» Assigned task
What is needed is an exact copy of the records below, with the pictures left out.

(Interface dataset entries)
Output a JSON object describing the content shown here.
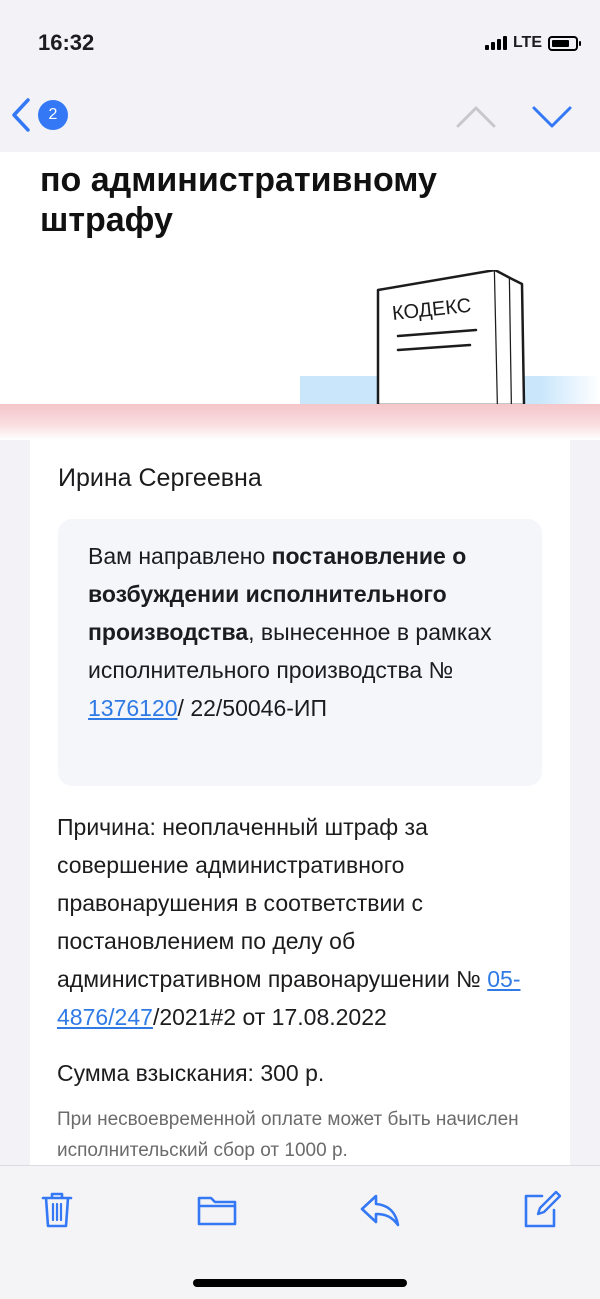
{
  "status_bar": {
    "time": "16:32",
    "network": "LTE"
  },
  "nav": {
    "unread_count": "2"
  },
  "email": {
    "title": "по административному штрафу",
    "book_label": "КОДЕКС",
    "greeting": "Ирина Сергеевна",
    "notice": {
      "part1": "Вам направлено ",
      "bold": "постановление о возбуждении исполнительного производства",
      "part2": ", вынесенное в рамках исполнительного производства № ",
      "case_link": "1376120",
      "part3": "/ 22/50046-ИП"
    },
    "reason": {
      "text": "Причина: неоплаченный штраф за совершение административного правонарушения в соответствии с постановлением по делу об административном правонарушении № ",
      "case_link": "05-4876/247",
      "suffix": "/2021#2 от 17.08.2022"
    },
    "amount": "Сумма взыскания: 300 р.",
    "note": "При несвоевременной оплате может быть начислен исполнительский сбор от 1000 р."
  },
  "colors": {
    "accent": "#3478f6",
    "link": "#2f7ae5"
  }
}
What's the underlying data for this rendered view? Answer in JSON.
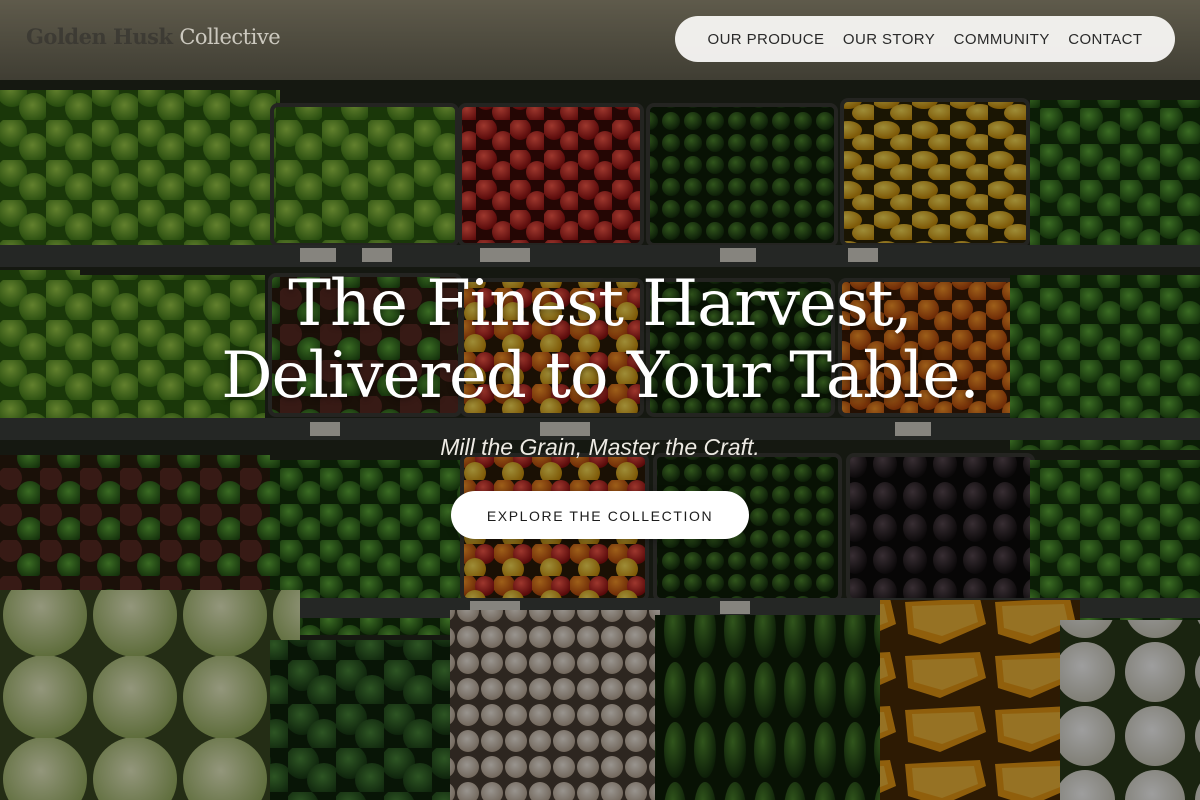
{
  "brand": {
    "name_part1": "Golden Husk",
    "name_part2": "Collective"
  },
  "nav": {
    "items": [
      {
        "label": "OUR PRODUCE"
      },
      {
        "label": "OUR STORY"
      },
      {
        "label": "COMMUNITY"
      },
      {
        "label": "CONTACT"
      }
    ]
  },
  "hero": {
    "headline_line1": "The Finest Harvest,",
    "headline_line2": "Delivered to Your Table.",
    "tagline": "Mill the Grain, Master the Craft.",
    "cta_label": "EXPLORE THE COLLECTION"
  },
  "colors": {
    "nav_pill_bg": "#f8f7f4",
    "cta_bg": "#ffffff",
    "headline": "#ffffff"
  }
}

» Result below
Output a JSON object describing the content shown here.
{
  "status_bar": {
    "time": "16:32",
    "network": "LTE"
  },
  "nav": {
    "unread_count": "2"
  },
  "email": {
    "title": "по административному штрафу",
    "book_label": "КОДЕКС",
    "greeting": "Ирина Сергеевна",
    "notice": {
      "part1": "Вам направлено ",
      "bold": "постановление о возбуждении исполнительного производства",
      "part2": ", вынесенное в рамках исполнительного производства № ",
      "case_link": "1376120",
      "part3": "/ 22/50046-ИП"
    },
    "reason": {
      "text": "Причина: неоплаченный штраф за совершение административного правонарушения в соответствии с постановлением по делу об административном правонарушении № ",
      "case_link": "05-4876/247",
      "suffix": "/2021#2 от 17.08.2022"
    },
    "amount": "Сумма взыскания: 300 р.",
    "note": "При несвоевременной оплате может быть начислен исполнительский сбор от 1000 р."
  },
  "colors": {
    "accent": "#3478f6",
    "link": "#2f7ae5"
  }
}
What's the underlying data for this rendered view? Answer in JSON.
{
  "brand": {
    "name_part1": "Golden Husk",
    "name_part2": "Collective"
  },
  "nav": {
    "items": [
      {
        "label": "OUR PRODUCE"
      },
      {
        "label": "OUR STORY"
      },
      {
        "label": "COMMUNITY"
      },
      {
        "label": "CONTACT"
      }
    ]
  },
  "hero": {
    "headline_line1": "The Finest Harvest,",
    "headline_line2": "Delivered to Your Table.",
    "tagline": "Mill the Grain, Master the Craft.",
    "cta_label": "EXPLORE THE COLLECTION"
  },
  "colors": {
    "nav_pill_bg": "#f8f7f4",
    "cta_bg": "#ffffff",
    "headline": "#ffffff"
  }
}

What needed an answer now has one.